The unconfirmed reports of Daniel Radcliffe replacing Sacha Baron Cohen for the role of rock legend Freddy Mercury in a biographical movie are sweeping the social media; especially after Entertainmentwise.com reported it earlier today with a 'hidden' source.
Regardless of the negotiation steps of this mammoth undertaking, the decision to replace Sacha Baron Cohen is a wise one. The 'creative differences' will probably remain behind the scenes but Queen and the Mercury Estate must now be extra careful about not repeating certain mistakes they notoriously made after Mercury's death: Any biographical attempt to feature Mercury's life must not have an internal auto-censorship mechanism. A life lived must be portrayed without a PR touch up. Warts and all.
Sacha Baron Cohen's acting and hardly risible comedic style alienates the 'other'. Therefore, his approach (and reputation) may have lacked the sensitivity required to portray a publicly closeted Mercury, who only revealed the fact that he was suffering from AIDS a short time before his death. The complexities that carry the weight of a Farouk Bulsara -- Mercury's original name -- from Zanzibar and the metamorphosis of how Mercury became a worldwide rock icon must be contemplated with utmost care.
Radcliffe would be a tremendous asset to the accurate portrayal of Mercury; so long as the script does not shy away from the truth. Mercury did not live a pedantic Sesame Street lifestyle and this is not Harry Potter. A correlation between his times and how far the LGBT communities have come in terms of social justice must be integrated into this biopic adventure through accurate descriptions, in-depth analysis and musical proficiency. Without cutting out the center pieces of his life.
If the documentaries after Mercury's death are any indication, remaining members of Queen generally shy away from talking about Mercury's personal life. Understandable perhaps from certain perspectives, but this predilection is not a biography make. Queen and the Mercury Estate will have to make difficult but wise choices to tackle not only Mercury's music legacy but his entire life with all of its complexity. They also have to keep in mind the 'anonymous' millions who have died of AIDS; the victims who were also suffering from the social stigma that was as cruel as the plague itself. (Liberace's biopic Behind The Candelabra is another great example of this topic; a film now garnering 15 Emmy nominations.) Mercury's life choices have to be addressed with a complex investigation and artistic courage.
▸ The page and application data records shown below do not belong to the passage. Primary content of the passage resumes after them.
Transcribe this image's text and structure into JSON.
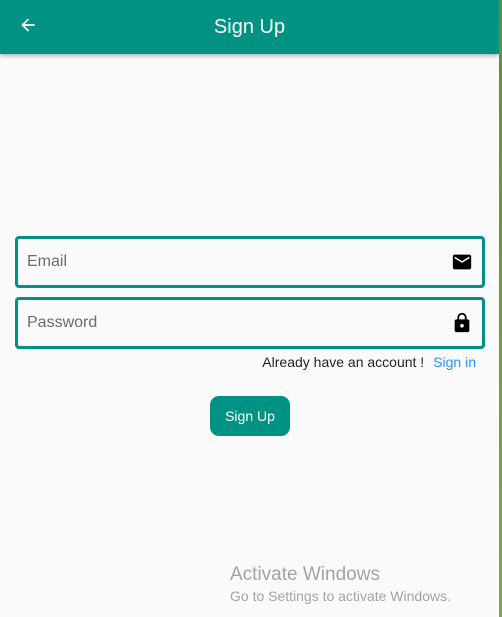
{
  "appbar": {
    "title": "Sign Up",
    "back_icon": "arrow-left-icon",
    "color": "#009384"
  },
  "form": {
    "email": {
      "placeholder": "Email",
      "value": "",
      "icon": "envelope-icon"
    },
    "password": {
      "placeholder": "Password",
      "value": "",
      "icon": "lock-icon"
    },
    "account_prompt": "Already have an account !",
    "signin_link": "Sign in",
    "signup_button": "Sign Up"
  },
  "watermark": {
    "title": "Activate Windows",
    "subtitle": "Go to Settings to activate Windows."
  },
  "colors": {
    "primary": "#009384",
    "link": "#2196f3",
    "background": "#fafafa"
  }
}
The adult Radcliffe can handle the monumental task at hand and so can the fans.
Twitter: @FuatAbdullah, e-mail:FtjAbdullah@gmail.com